UPDATE (June 7, 2016) Toni Morrison Papers Open for Research
The papers of Nobel laureate Toni Morrison are now part of the permanent library collections of Princeton University, where the renowned author served on the faculty for 17 years.
The announcement was made today by Princeton President Christopher L. Eisgruber to a packed audience in Richardson Auditorium, addressing attendees of the conference “Coming Back: Reconnecting Princeton’s Black Alumni.” Eisgruber made the announcement after a tribute to Morrison’s legacy at Princeton by trustee Ruth Simmons and before Morrison’s on-stage interview with Claudia Brodsky, professor of comparative literature.
Eisgruber said: “Toni Morrison’s place among the giants of American literature is firmly entrenched, and I am overjoyed that we are adding her papers to the Princeton University Library’s collections. This extraordinary resource will provide scholars and students with unprecedented insights into Professor Morrison’s remarkable life and her magnificent, influential literary works. We at Princeton are fortunate that Professor Morrison brought her brilliant talents as a writer and teacher to our campus 25 years ago, and we are deeply honored to house her papers and to help preserve her inspiring legacy.”

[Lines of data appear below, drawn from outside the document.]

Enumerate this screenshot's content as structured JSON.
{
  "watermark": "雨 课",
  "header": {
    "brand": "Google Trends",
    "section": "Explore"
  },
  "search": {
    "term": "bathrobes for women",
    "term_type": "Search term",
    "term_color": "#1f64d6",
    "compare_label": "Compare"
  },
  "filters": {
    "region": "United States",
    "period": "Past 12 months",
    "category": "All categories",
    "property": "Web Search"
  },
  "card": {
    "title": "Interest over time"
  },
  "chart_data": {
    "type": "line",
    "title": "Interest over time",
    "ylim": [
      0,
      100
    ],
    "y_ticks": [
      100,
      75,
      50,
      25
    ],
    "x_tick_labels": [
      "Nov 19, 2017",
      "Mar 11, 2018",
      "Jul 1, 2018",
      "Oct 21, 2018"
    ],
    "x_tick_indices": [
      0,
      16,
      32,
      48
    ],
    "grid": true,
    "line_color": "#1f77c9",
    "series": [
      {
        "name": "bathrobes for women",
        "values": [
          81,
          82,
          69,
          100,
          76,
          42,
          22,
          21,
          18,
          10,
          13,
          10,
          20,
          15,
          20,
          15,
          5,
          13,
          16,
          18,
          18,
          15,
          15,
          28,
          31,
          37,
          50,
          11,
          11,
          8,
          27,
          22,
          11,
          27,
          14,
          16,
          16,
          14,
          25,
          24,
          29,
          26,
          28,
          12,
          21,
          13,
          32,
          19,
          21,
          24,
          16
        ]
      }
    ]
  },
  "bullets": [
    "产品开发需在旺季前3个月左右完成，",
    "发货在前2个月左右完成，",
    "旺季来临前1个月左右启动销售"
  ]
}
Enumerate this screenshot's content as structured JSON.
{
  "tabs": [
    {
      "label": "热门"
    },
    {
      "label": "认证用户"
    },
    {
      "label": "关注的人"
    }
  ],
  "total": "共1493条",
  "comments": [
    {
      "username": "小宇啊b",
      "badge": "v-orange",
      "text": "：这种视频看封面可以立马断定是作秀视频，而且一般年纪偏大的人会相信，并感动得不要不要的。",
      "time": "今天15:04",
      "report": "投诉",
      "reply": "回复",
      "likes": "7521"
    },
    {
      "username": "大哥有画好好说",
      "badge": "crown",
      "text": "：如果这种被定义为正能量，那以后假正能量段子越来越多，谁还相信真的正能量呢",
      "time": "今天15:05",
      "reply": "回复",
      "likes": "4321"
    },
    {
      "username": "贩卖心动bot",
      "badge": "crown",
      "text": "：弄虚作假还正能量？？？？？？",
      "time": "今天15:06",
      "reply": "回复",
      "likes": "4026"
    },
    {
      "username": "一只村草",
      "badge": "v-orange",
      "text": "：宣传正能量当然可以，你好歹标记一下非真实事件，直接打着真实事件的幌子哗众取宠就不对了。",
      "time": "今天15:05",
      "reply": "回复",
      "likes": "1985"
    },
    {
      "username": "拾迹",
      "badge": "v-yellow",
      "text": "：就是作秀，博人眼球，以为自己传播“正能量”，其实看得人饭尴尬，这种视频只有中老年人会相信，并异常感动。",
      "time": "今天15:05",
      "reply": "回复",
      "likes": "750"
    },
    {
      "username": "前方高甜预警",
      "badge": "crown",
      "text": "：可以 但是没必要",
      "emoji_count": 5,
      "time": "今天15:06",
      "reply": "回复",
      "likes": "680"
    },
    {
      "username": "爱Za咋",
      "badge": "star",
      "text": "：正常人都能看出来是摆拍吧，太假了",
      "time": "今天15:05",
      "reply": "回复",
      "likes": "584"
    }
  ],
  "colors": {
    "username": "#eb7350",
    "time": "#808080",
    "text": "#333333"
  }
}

The papers of Toni Morrison contain about 180 linear feet of research materials documenting the author’s life, work and writing methods, according to Don Skemer, curator of manuscripts in the Department of Rare Books and Special Collections in the Princeton University Library. The papers will be among the most important holdings of the Manuscripts Division, housed in Firestone Library, with its renowned collection of major literary and publishing archives.
The papers have been gathered from many locations over time, beginning with manuscripts and other original materials that the library’s preservation office recovered and conserved after a fire in 1993 at Morrison’s home in Grandview, New York. Of greatest importance are manuscripts, drafts and proofs of Morrison’s novels: “The Bluest Eye” (1970), “Sula” (1973), “Song of Solomon” (1977), “Tar Baby” (1981), “Beloved” (1987), “Jazz” (1992), “Paradise” (1997), “Love” (2003), “A Mercy” (2008) and “Home” (2012).
Also included are materials for Morrison’s children’s literature, lyrics, lectures, nonfiction writing, a play, correspondence, diaries, photographs, course materials, videotapes and more.
Complementing the papers are printed editions of all of Morrison’s publications and translated work in more than 20 languages. Additional manuscripts and papers will be added over time, beginning with the manuscript of Morrison’s forthcoming novel expected to be published in the spring.
Over the next year, archivists will focus on the arrangement, description, cataloging, preservation and selective digitization of the papers to make them available for research.
Read the Complete Announcement